AVAILABLE DATA Start Marker
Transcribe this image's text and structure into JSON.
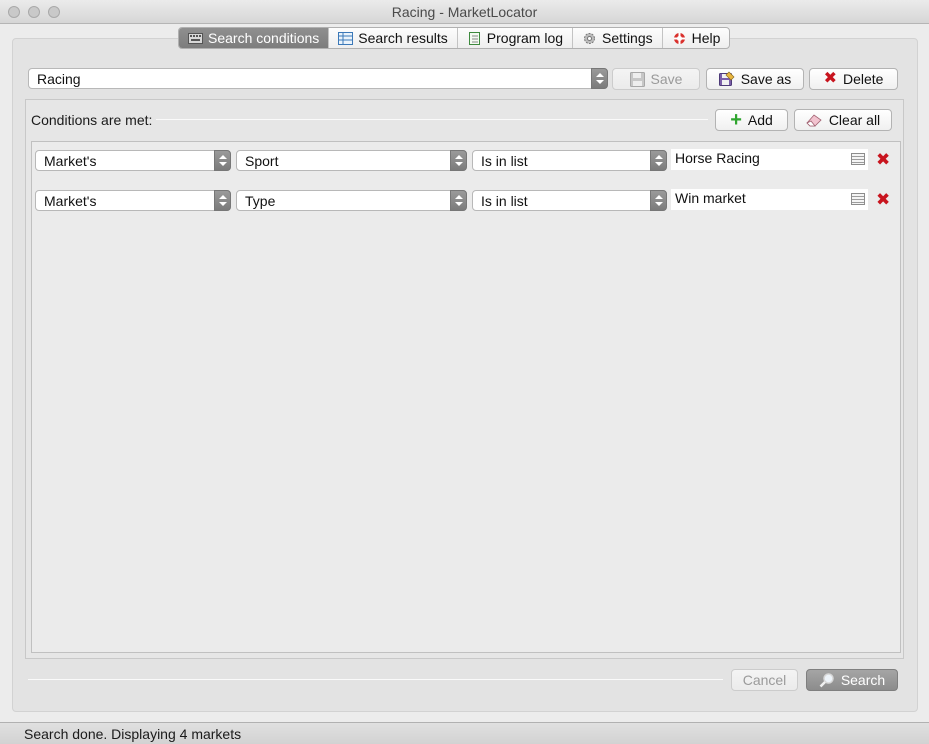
{
  "window": {
    "title": "Racing - MarketLocator"
  },
  "tabs": [
    {
      "label": "Search conditions",
      "active": true
    },
    {
      "label": "Search results"
    },
    {
      "label": "Program log"
    },
    {
      "label": "Settings"
    },
    {
      "label": "Help"
    }
  ],
  "profile": {
    "selected": "Racing",
    "save_label": "Save",
    "save_as_label": "Save as",
    "delete_label": "Delete"
  },
  "conditions": {
    "header": "Conditions are met:",
    "add_label": "Add",
    "clear_label": "Clear all",
    "rows": [
      {
        "subject": "Market's",
        "field": "Sport",
        "operator": "Is in list",
        "value": "Horse Racing"
      },
      {
        "subject": "Market's",
        "field": "Type",
        "operator": "Is in list",
        "value": "Win market"
      }
    ]
  },
  "footer": {
    "cancel_label": "Cancel",
    "search_label": "Search"
  },
  "status": {
    "text": "Search done. Displaying 4 markets"
  },
  "colors": {
    "delete_red": "#c8141e",
    "add_green": "#2fa52f",
    "active_tab": "#858585"
  }
}
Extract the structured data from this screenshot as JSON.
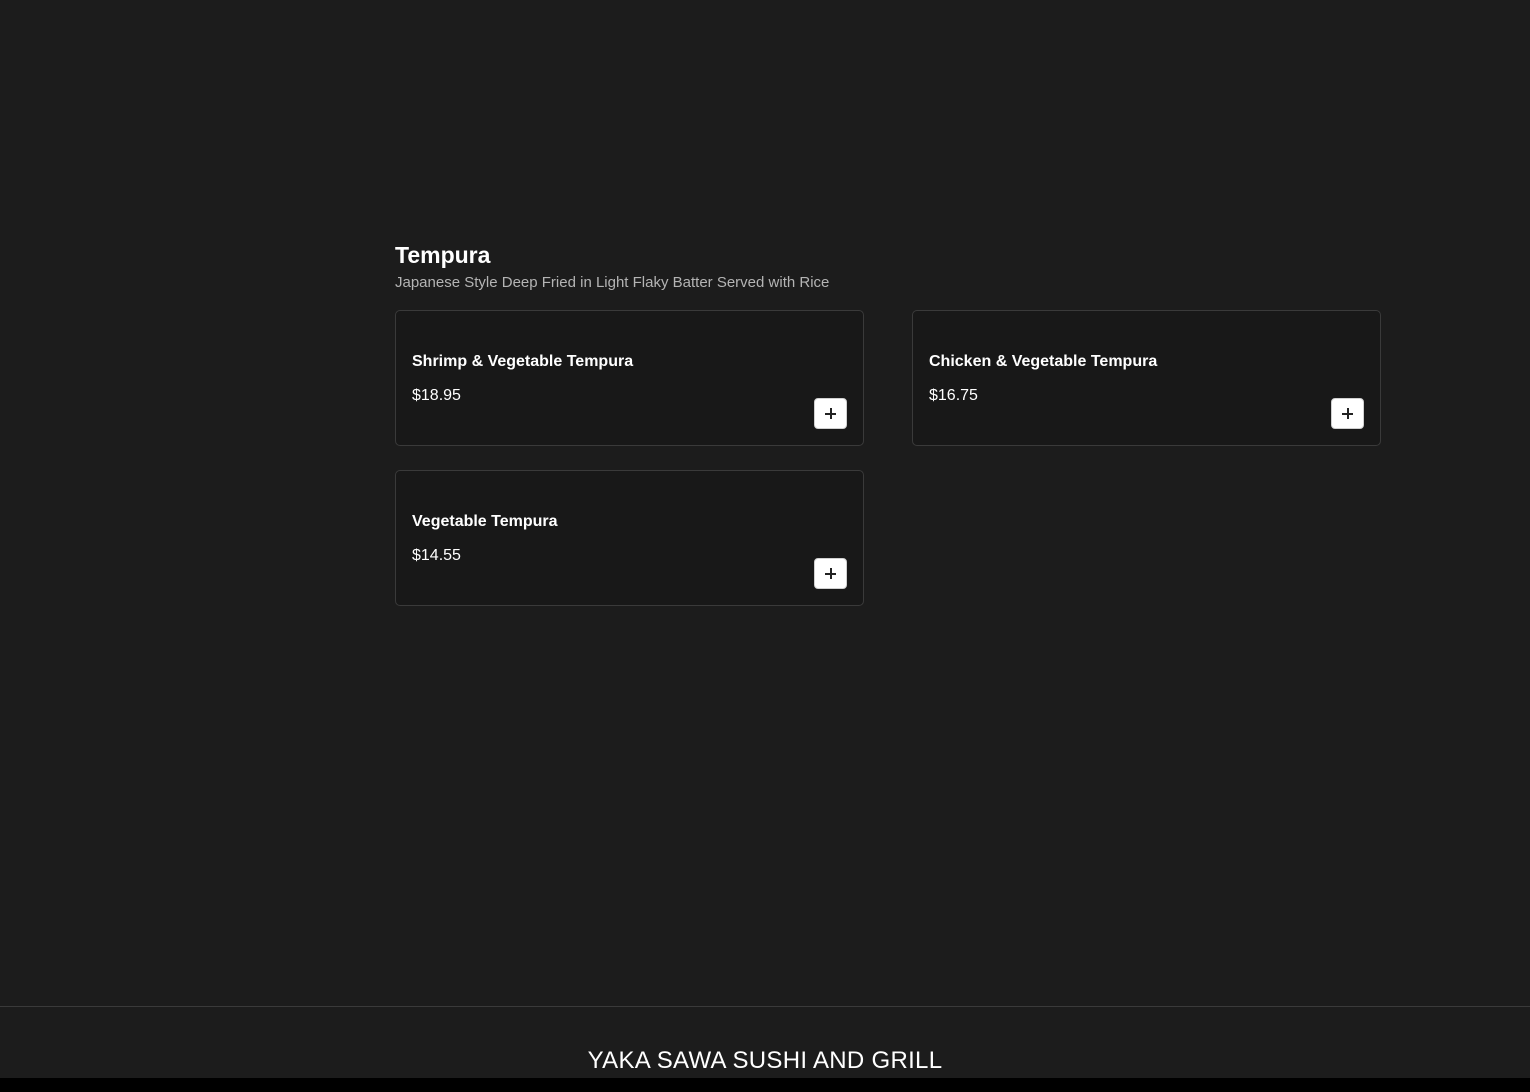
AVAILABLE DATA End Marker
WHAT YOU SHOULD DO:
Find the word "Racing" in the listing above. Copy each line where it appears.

EXERCISE ANSWER:
    "title": "Racing - MarketLocator"
    "selected": "Racing",
        "value": "Horse Racing"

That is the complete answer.